Field’s reason for refusing to retire at that point was that he wanted to break Marshall’s 34-year record of service on the court, which he did several years later, retiring in 1897.
The oldest justice
The oldest sitting justice was also one of the greatest. Oliver Wendell Holmes was just shy of 91 when he retired in 1932. A decade earlier when William Howard Taft became chief justice, he thought that Holmes should resign. But after a few years serving with Holmes, he changed his mind, impressed with the vigor and vitality of Holmes’ work.

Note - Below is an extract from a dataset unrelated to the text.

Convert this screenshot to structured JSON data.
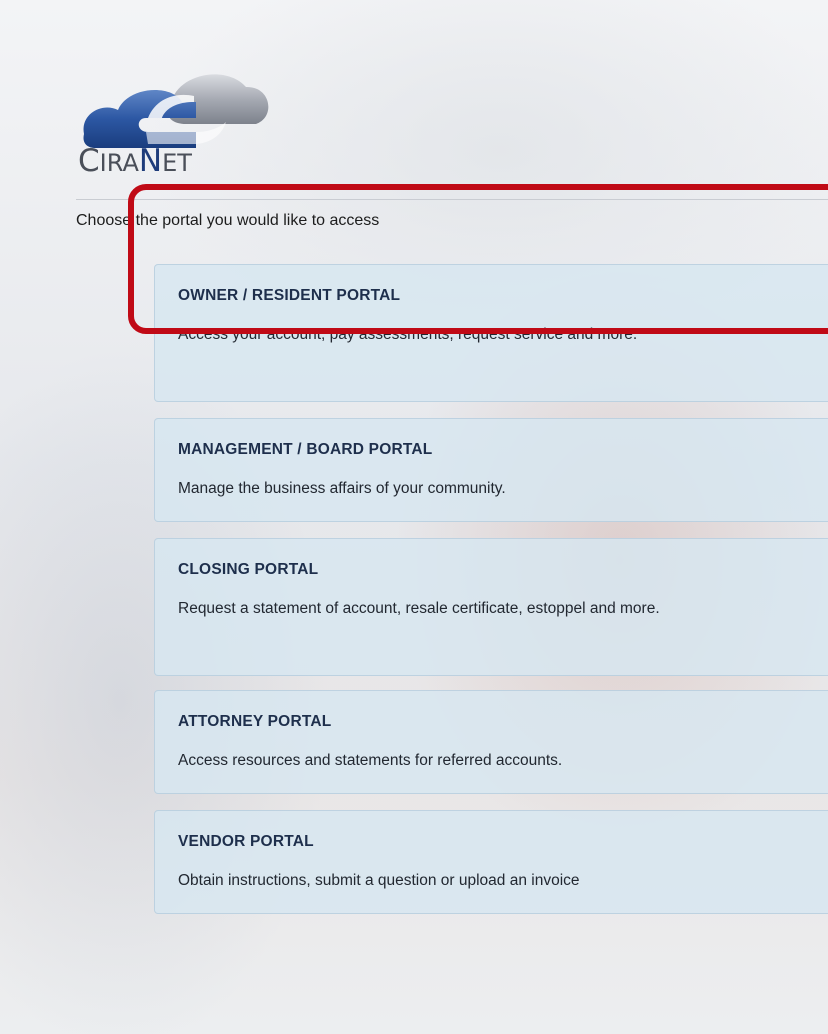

Certainly Holmes was physically weaker in his 80s, but as Taft put it, “I cannot see that the acuteness of his mind has been affected at all.”
As luck would have it, it was Taft whose health failed first, forcing his retirement. Taft’s successor, Chief Justice Charles Evans Hughes, thought Holmes was still a stellar justice. He observed Holmes taking full notes at oral arguments, just as he had twenty years earlier when the two men were both associate justices, prior to Hughes’ run for the presidency.
Historians recorded a great sense of pride among the justices and the nation as a whole when Holmes, who had been wounded as a soldier in the Civil War, turned 90 on the court in March of 1931.
But seven months later, Chief Justice Hughes began to see a difference. In his notes, he wrote that that while Holmes “was still able to write clearly,” he could “no longer do his full share in the mastery of the work of the Court.”
By January of that year, a majority of the justices favored requesting Holmes’ retirement. The unpleasant task fell to Hughes, who paid a visit on Holmes at his residence.
Hughes need not have worried. He recorded in his notes that as soon as Holmes realized the purpose of the visit, he “without the slightest indication of resentment … wrote his resignation.”
The next day Holmes’ 30 year career on the court was over.